Sunday, May 1, 2011

American Vegetarian

Just the other day, some friends of mine made a classic assumption of me: you're vegetarian, right?

This has happened to me more times than I can remember. An employer of mine, whom I had been working for for three years up to that point, was surprised to see me eating a steak. An old chef I worked for had a confused look on his face when I came into his new restaurant and responded "no" to the vegetarian question. Just about every friend, and almost every new acquaintance, has made the assumption that I am vegetarian. What's funny is that I was a vegetarian, once upon a time, back when everyone made the assumption that I ate meat. Differences in towns, I suppose.

This assumption is strange for a variety or reasons. To begin with, the friends of mine who've made this assumption have known me long enough to realize that I am not a vegetarian. In fact, many conversations I've had with these very people have been about my favorite restaurants, and about my favorite meat products from these restaurants. The strangest case was my former employer's shock. Strange because I had eaten countless meat-filled shift meals and I was a full-time employee. He assumed that I was vegetarian because I cooked good vegetarian meals for the few vegetarian customers who came in, and for the two vegan wait-staff that I worked with.

What I think it really comes down to is this way that people equate eating meat with being aggressive, or with being an asshole. This is another assumption that people have made of me, though. I remember a couple of years ago, while at Portland Community College, a woman had told me that I had a very "calming aura" or something. She mentioned that she felt calmer and less stressed when she spoke with me. And, as a matter of fact, she asked me if I was a vegetarian. I know what she meant, but I didn't find it to be a particularly great compliment. Turns out I'm not a vegetarian: so, does that mean I let you down? Do I have potential for being an asshole now that you've discovered that I actually am not a vegetarian? While I was learning how to cut my steak, my mother was also teaching me how to be impolite to strangers and to act high-strung, as it might help me to fit in to other's pre-conceived notions about the human character. It's alienating to have someone put you into a box and to assume that you would be proud of, or humbled by, that characterization.

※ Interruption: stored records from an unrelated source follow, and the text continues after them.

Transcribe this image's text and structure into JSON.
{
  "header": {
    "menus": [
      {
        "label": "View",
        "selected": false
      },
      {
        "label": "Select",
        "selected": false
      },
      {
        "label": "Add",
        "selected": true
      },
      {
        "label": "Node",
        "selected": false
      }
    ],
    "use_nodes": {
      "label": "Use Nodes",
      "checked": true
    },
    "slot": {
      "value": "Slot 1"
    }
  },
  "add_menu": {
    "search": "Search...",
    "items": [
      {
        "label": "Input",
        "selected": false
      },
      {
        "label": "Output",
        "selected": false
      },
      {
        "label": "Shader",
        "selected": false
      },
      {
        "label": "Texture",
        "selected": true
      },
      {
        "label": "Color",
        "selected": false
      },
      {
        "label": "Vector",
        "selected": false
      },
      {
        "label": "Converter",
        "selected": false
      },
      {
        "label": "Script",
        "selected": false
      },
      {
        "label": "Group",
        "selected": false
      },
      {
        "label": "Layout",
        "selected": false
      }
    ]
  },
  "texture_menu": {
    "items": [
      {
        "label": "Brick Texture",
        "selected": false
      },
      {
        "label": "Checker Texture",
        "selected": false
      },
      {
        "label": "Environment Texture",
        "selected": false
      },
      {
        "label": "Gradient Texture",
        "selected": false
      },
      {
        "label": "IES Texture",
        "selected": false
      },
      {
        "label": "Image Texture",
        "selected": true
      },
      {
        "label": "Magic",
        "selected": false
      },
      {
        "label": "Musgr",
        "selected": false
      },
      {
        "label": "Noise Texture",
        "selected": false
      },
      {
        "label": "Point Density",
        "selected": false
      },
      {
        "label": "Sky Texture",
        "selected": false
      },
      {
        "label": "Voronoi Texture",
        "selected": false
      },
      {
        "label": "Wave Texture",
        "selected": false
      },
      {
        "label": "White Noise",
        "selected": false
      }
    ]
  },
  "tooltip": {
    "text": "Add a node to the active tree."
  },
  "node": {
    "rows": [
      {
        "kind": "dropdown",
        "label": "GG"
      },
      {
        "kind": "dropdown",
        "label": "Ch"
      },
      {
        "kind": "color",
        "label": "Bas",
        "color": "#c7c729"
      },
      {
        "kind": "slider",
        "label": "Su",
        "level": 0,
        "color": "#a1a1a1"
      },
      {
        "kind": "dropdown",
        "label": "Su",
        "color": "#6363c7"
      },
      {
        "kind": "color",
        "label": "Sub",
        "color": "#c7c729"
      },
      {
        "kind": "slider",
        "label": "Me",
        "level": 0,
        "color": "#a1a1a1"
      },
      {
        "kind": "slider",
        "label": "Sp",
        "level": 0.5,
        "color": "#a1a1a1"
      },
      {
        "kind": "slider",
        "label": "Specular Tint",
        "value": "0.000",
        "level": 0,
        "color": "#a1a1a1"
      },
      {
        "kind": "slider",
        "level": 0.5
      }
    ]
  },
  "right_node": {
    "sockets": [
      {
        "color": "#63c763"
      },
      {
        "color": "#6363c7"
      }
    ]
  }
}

As you have probably guessed already, I think equating 'peaceful' with vegetarian is fucking stupid. I think this weird attitude Americans have (since I can only speak on behalf of the culture that I've experienced) is the remnants of new-age culture and their pious belief in all-things-Eastern. I imagine some people's conception of  the American vegetarian is of having a vaguely ascetic lifestyle, where the practitioner is self-conscious of his judgmental thoughts, being that he/she is already so conscious of an animal's well-being. This is pretty bullshit; it doesn't take long to find militant animal rights activists who clearly don't give a shit about human rights.They're zealots for a cause; Americans to the fucking core. To be fair, this is usually the vegan crowd. Listen to some of the hardcore music in the 90s, and you might find quite a bit of this intolerant attitude in the lyrical themes. Before you know it, they might be deeming native cultures everywhere as bullshit and irrelevant, since they were animal slaughterers. But hey, they were just a blip in the music-as-political statement spectrum. Who really cares what a bunch of urban teenagers thought?

This is somewhat of a cliff-hanger, since I could probably spend a lot more time riffing on why I think young-people movements and cult-like behavior are obnoxious and stupid. But, I gotta go.